--- START ---
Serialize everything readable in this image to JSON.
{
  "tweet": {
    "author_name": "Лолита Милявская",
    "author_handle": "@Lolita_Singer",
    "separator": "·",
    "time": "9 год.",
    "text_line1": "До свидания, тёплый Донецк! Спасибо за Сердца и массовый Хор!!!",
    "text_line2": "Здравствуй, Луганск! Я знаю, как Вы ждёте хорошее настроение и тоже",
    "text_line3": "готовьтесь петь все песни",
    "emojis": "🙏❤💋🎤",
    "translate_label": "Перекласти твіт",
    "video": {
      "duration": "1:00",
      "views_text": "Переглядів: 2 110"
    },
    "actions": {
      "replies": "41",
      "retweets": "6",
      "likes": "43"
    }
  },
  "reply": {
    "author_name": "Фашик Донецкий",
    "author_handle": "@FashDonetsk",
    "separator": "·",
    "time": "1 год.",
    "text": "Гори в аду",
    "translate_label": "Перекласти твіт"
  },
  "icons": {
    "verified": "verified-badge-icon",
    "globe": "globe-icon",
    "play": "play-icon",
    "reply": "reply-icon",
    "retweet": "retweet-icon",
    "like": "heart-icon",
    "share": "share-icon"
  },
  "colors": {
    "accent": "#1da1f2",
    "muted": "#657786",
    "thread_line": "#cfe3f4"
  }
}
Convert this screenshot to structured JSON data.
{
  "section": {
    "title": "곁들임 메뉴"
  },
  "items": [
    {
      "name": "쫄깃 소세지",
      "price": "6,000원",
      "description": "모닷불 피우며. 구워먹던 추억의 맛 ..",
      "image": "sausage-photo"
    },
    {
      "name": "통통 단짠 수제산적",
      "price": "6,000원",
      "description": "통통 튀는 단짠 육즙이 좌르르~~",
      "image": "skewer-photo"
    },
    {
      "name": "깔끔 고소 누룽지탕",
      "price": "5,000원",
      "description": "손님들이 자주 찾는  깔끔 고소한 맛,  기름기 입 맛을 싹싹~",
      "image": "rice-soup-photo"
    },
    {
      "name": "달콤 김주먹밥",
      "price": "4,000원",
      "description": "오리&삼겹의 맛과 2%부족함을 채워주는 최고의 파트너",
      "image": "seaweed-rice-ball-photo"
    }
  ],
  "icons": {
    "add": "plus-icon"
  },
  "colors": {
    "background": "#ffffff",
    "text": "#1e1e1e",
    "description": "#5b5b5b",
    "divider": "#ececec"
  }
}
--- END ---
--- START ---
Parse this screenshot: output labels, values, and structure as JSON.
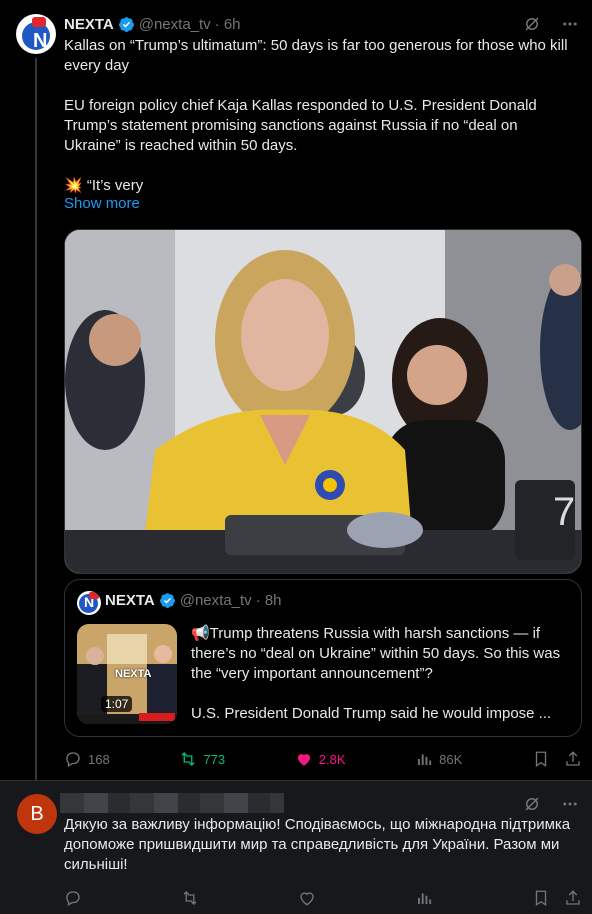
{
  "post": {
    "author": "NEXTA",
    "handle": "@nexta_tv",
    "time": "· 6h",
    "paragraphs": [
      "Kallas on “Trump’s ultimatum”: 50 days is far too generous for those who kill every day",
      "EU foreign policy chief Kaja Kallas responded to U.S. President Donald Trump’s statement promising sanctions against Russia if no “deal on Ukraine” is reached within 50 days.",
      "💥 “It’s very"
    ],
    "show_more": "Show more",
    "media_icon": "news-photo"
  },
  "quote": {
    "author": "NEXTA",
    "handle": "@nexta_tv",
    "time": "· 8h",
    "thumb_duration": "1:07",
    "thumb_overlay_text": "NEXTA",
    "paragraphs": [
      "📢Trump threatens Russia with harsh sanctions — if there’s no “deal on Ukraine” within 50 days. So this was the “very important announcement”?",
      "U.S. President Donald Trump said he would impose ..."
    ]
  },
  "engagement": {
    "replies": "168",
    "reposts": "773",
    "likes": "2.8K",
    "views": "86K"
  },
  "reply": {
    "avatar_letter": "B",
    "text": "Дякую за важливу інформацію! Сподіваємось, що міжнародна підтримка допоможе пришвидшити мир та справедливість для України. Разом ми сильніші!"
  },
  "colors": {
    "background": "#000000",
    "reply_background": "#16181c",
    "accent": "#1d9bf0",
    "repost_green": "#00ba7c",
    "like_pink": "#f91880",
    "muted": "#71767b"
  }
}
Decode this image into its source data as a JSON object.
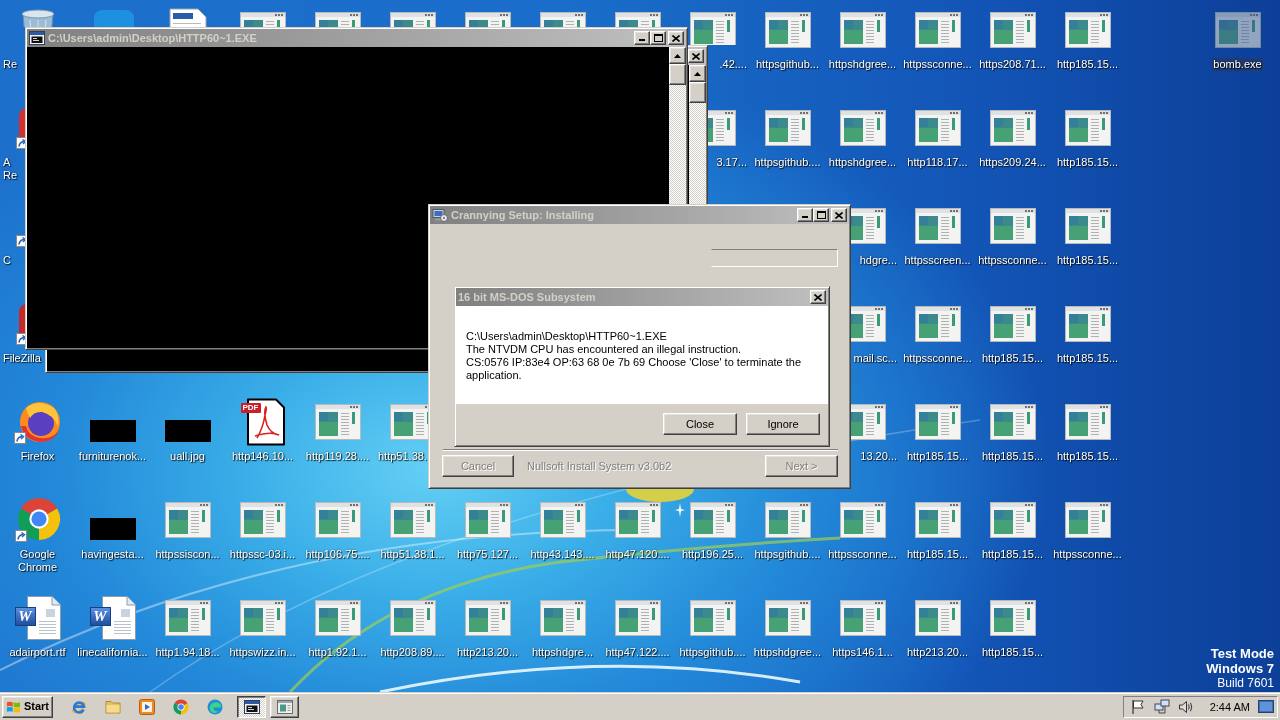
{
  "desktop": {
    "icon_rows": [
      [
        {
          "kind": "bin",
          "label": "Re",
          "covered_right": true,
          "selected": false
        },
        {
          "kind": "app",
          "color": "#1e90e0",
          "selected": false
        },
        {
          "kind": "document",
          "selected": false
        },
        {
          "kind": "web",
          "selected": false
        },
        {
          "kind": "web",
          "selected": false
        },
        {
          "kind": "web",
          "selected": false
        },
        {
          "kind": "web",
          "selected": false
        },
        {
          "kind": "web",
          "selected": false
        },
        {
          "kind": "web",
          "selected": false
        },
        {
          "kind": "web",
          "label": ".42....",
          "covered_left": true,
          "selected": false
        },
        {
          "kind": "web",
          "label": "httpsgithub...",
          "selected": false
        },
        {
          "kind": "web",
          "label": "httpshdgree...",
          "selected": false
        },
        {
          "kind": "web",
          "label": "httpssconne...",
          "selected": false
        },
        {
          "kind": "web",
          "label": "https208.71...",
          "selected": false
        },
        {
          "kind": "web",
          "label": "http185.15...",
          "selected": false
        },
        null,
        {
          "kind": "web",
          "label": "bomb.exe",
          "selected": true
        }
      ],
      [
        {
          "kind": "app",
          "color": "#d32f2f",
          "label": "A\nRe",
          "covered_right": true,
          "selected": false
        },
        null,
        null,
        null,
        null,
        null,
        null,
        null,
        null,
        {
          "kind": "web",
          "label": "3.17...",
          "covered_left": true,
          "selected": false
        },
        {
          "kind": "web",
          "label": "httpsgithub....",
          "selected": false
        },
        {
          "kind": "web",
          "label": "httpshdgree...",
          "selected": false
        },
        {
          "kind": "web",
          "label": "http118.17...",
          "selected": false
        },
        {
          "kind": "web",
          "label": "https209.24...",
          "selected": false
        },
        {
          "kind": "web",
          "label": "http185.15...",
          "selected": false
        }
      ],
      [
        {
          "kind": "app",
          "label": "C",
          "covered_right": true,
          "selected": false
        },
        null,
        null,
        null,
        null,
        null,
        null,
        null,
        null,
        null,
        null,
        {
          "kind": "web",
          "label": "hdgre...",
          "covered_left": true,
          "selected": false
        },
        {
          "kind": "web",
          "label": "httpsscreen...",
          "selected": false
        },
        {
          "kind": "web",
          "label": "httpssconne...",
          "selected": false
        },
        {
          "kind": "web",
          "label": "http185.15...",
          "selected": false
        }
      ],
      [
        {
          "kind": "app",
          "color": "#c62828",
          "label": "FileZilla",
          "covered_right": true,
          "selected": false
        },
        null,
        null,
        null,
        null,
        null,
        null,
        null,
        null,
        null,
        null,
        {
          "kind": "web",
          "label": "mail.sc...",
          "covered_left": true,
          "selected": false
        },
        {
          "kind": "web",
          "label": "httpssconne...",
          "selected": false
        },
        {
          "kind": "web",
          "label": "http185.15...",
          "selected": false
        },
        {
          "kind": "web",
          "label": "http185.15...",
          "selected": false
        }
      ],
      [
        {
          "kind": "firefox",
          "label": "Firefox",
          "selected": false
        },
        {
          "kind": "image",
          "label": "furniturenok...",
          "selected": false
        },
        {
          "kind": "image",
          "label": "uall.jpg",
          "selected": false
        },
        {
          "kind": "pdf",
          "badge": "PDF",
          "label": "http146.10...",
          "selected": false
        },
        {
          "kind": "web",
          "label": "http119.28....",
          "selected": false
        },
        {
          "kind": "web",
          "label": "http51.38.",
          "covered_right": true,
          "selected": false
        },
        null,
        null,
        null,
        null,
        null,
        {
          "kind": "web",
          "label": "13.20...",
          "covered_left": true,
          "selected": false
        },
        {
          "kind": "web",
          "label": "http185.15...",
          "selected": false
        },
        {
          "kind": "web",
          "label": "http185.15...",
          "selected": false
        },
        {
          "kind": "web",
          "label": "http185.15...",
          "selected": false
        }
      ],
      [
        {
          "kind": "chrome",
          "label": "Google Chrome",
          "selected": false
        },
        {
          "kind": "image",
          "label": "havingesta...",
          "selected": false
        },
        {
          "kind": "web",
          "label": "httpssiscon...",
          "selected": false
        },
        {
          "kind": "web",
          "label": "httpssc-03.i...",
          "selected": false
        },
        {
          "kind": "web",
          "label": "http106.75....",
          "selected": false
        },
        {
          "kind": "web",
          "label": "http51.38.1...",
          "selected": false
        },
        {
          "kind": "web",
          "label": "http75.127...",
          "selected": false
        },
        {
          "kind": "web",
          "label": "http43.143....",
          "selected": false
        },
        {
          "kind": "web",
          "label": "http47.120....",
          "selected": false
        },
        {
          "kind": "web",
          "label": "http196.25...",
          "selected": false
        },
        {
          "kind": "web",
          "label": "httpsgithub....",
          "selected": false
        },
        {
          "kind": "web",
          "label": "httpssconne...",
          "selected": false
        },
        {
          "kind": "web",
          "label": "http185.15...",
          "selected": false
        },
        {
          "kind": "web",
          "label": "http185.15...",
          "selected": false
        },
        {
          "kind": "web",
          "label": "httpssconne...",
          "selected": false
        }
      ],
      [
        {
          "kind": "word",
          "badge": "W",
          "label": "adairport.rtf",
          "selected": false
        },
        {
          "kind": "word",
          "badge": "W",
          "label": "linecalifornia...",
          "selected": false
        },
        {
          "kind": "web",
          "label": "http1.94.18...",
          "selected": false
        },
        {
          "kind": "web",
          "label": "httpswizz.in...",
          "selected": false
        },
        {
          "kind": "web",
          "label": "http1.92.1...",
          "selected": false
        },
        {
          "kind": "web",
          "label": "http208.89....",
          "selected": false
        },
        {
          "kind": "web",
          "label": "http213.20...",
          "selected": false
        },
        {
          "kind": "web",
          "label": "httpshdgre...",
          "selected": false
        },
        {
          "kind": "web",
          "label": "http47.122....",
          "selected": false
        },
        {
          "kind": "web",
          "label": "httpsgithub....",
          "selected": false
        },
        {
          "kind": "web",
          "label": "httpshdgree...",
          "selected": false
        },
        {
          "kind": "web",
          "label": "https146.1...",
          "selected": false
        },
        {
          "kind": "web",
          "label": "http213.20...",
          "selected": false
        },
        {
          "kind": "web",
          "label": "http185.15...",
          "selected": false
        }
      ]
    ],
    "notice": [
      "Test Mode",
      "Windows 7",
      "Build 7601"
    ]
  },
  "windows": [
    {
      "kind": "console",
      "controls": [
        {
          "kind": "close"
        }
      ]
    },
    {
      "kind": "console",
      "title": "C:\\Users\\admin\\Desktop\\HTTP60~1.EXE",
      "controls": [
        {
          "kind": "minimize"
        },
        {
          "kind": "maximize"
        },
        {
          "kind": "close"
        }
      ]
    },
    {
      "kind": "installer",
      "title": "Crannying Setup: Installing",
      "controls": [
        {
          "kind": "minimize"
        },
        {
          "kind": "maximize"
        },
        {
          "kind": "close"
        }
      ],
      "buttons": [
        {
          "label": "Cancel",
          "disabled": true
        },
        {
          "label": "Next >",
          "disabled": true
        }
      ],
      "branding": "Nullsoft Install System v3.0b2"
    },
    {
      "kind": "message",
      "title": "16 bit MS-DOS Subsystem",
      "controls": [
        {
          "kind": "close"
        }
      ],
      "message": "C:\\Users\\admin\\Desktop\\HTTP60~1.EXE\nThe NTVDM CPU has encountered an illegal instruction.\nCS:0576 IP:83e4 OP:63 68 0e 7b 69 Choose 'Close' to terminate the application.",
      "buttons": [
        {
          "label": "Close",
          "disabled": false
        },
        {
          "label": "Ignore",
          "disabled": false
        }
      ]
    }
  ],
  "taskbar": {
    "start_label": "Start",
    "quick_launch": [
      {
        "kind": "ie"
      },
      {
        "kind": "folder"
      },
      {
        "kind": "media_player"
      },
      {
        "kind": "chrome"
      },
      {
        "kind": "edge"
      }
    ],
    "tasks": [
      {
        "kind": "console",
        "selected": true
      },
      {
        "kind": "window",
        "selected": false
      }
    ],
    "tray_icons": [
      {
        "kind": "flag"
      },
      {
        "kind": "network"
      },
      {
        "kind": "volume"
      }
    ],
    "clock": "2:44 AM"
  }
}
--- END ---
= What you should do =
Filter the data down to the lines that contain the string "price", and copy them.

= Your solution =
      "price": "6,000원",
      "price": "6,000원",
      "price": "5,000원",
      "price": "4,000원",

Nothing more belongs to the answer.